Using "draw" as the search string, find the matching lines below and copy them.
Material shown: Begin
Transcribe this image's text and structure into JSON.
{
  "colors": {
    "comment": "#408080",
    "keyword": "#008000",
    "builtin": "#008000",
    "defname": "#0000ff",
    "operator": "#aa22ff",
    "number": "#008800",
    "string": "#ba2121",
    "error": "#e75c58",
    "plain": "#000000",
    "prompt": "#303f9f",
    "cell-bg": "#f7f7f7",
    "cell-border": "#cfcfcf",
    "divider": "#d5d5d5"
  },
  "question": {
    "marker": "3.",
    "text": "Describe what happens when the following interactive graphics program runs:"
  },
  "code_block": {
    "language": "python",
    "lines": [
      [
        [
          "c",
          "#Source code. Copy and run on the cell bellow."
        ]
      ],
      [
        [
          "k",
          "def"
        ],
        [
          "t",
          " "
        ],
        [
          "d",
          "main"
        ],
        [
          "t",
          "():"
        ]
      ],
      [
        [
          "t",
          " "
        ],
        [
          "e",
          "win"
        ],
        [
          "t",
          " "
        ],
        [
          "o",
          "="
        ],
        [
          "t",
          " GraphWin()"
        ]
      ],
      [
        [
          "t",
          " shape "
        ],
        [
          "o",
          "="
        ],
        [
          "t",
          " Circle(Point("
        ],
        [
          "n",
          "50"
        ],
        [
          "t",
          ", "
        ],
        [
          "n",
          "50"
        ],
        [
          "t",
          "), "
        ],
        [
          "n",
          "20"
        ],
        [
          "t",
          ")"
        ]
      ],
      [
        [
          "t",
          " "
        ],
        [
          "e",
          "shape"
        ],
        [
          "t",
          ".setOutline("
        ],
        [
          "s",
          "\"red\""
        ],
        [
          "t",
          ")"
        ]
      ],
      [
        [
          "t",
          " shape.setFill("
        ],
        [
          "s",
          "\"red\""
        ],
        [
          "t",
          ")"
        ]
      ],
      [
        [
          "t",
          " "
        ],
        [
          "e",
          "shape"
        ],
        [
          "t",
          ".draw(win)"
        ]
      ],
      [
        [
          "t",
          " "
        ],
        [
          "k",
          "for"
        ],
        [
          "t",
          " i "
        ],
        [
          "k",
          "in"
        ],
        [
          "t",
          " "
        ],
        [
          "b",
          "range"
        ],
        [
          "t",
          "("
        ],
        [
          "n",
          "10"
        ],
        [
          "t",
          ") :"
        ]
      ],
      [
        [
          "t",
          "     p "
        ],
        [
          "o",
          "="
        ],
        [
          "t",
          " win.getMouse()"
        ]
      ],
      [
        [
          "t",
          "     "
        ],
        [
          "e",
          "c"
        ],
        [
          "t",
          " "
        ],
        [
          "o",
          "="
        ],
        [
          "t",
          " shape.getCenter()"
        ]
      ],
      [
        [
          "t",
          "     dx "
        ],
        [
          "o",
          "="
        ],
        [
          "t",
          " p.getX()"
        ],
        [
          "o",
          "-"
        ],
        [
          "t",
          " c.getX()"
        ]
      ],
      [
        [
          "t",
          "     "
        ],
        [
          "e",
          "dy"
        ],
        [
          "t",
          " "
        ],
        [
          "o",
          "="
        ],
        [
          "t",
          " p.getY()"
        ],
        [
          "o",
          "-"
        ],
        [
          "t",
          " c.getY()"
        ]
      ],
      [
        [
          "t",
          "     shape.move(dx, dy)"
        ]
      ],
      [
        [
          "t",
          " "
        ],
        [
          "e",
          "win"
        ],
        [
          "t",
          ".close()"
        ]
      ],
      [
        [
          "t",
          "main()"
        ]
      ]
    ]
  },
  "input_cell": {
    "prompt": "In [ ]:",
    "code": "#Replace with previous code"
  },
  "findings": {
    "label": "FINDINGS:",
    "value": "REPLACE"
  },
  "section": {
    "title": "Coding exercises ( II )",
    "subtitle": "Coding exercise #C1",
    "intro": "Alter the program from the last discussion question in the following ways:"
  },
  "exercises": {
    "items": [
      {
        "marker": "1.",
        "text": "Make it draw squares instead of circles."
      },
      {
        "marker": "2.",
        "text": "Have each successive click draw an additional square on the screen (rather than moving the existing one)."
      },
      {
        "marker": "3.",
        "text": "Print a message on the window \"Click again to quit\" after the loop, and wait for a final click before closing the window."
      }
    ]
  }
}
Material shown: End
Solved problem -
          ".draw(win)"
        "text": "Make it draw squares instead of circles."
        "text": "Have each successive click draw an additional square on the screen (rather than moving the existing one)."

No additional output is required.